I had a nice talk with a friend today, and it reminded me that we can collect too many tasks, just as we can collect too many things. This friend has done a lot for an organization, and essentially paid her dues. But, they're still wanting more. Just as it's hard to let go of precious belongings ("my Barbies!!"), it's hard to let go of responsibilities, especially when it's for a cause dear to our hearts. But, for mental health, sometimes we have to say "enough!" ...just as sometimes, with those stacks of newspapers, those back-ups of back-ups of spares of "just in case's", we have to let go.

Tuesday, September 11, 2007

Little Bits and Pieces

I did a little putzy work yesterday, just making some space. Tidied up an area near my computer desk, where I have some open bins for current paperwork-intensive tasks. I found a stash & dash banker's box, which I think came from one of the cubbies underneath our dining room seating bench. Those can be dangerous. You think having more storage space will help you out, but nope, it's actually just a way to thoughtlessly accumulate more stuff.

So, this whole box was essentially the contents of at least one of the three cubbies. Old newspapers, crossword puzzles, letters and cards, empty padded envelopes. Letters from my mom to the kids (trigger tears, yes, and again writing this). Most of it went straight into recycling. The rest needs another pass, and then probably storage in a letters box.

* * *

The Little One started back at preschool today. I picked up my novel where I left off back in, um, yes, June, yes, that's it, June. Friggin' June! I'm a third of the way through a rough draft re-write, incorporating comments from my writer's group. They're all too darn smart and have too many good ideas. It's hard work, but once I get this done, they get to read it again and then one more pass before I send it out into the world.
* * *
Today, why don't you let go of one thing that you've been holding onto. That stack of newspapers, those books you've read once and didn't really like all that much, one mug from your coffee mug collection. Let it go. It'll be all right without you, promise!

Wednesday, September 05, 2007

Back to School and Back on the Wagon
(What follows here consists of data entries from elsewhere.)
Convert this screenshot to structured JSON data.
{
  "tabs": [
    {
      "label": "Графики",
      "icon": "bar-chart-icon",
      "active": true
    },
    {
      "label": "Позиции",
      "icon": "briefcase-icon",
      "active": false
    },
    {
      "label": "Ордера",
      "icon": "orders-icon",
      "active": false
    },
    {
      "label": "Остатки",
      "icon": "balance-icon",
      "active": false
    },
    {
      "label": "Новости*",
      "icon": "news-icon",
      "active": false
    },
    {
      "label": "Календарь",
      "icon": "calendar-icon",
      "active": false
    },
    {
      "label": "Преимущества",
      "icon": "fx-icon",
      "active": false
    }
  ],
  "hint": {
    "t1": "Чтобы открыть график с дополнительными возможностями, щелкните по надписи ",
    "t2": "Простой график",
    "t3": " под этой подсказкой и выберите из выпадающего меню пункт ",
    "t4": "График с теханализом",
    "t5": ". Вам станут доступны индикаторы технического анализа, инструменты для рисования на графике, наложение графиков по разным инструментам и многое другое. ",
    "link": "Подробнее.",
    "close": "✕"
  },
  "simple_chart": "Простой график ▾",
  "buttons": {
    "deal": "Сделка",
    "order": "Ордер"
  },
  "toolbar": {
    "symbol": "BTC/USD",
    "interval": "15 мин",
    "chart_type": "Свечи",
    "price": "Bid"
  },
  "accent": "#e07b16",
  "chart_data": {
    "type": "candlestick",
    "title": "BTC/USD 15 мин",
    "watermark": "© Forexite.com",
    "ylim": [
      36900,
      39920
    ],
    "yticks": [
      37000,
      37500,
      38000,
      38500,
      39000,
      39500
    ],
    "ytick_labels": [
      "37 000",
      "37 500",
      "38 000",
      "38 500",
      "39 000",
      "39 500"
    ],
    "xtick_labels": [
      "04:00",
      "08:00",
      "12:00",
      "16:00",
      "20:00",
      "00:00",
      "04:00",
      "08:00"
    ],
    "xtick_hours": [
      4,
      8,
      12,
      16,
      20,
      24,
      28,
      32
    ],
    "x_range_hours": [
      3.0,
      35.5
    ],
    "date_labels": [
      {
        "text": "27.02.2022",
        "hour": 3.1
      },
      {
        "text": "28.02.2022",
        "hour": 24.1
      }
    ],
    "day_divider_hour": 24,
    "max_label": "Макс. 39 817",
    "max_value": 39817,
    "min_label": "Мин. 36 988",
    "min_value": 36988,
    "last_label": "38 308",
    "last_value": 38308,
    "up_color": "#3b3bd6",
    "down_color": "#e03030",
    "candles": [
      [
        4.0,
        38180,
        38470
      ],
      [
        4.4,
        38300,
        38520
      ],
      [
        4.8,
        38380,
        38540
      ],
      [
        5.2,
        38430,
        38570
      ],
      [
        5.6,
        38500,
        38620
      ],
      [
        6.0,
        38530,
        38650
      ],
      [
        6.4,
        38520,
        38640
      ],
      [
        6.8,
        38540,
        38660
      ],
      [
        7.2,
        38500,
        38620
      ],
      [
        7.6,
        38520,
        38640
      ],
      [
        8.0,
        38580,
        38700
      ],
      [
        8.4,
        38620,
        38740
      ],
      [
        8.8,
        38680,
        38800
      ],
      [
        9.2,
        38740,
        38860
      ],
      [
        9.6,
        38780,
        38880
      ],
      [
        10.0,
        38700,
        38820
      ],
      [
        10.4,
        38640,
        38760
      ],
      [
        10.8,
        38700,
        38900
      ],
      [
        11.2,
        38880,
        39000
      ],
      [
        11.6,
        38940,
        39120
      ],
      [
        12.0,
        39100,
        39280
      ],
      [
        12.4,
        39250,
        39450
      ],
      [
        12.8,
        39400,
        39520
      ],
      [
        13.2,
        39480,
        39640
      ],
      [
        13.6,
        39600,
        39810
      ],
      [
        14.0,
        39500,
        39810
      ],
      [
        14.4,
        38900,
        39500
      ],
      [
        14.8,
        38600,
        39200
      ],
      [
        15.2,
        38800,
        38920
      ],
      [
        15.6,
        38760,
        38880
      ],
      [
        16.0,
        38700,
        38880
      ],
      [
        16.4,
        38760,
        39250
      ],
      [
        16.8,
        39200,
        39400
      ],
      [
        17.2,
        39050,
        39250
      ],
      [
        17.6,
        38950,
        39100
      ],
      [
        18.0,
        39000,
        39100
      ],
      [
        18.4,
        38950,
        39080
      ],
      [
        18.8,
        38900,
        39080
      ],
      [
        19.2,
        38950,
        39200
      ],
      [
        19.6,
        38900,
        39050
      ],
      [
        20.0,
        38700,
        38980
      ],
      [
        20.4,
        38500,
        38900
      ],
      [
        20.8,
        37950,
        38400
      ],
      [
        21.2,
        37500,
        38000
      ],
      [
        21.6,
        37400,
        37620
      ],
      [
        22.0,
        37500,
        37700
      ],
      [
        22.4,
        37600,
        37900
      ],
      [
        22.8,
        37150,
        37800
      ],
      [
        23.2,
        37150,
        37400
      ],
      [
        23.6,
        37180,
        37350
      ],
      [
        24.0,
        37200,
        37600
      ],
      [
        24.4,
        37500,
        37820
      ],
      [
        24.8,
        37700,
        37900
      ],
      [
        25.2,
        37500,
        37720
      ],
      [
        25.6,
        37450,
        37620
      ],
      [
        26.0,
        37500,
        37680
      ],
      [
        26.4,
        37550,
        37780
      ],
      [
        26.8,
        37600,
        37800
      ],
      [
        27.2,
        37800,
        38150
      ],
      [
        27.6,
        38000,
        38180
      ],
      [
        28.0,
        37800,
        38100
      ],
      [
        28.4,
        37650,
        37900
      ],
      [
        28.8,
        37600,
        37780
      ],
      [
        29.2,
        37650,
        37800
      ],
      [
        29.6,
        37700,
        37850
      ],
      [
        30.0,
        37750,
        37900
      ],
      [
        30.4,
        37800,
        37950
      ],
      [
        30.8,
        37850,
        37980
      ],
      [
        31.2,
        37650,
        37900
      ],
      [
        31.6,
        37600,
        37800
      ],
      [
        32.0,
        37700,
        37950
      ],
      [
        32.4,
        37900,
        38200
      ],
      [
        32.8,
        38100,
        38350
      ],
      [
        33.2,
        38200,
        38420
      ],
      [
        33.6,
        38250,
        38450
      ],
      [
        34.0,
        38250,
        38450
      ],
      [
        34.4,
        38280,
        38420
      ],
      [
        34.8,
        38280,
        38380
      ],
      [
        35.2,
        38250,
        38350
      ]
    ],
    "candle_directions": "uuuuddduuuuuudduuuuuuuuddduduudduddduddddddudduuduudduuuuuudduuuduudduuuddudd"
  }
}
Today was the first day of school here in our district. Older DD started second grade. Younger DD will go back to preschool next week (although today you would have thought she was a kindergartener!).

And that means, it's time for me to get back on the wagon. The decluttering wagon, that is. I did some tidying in the kitchen, moved some bits and pieces that had built up on the kitchen window sills. But there's so much more that could be done, that I want to do. So many changes, that require the removal of SO MUCH STUFF.

I'm reading this book right now. It's a God-send for hoarders, and I hope that many others find it. These people really understand, they get it. And, if you are someone who helps hoarders (either a therapist, a professional organizer or a familiy member of a hoarder), this book can help you too.

Thursday, August 30, 2007

Garden Clutter

In other words, weeds. I've been working on our front yard, half of which is lawn with some beds at the edges, the other half of which contains a garden railroad. That side, despite a good mulching last year, has gotten all weedy again. Over the past two days, I've been weeding and then pouring mulch again. Ran out of mulch last night, so this morning, after weeding for a good hour and a half, went out and picked up six bags of mulch. Yes, it's cheaper by the yard, but my car isn't a pick-up, and there's a place just blocks away where I can get it for about $2.99 a bag on sale. Not so bad.

Pictures coming soon.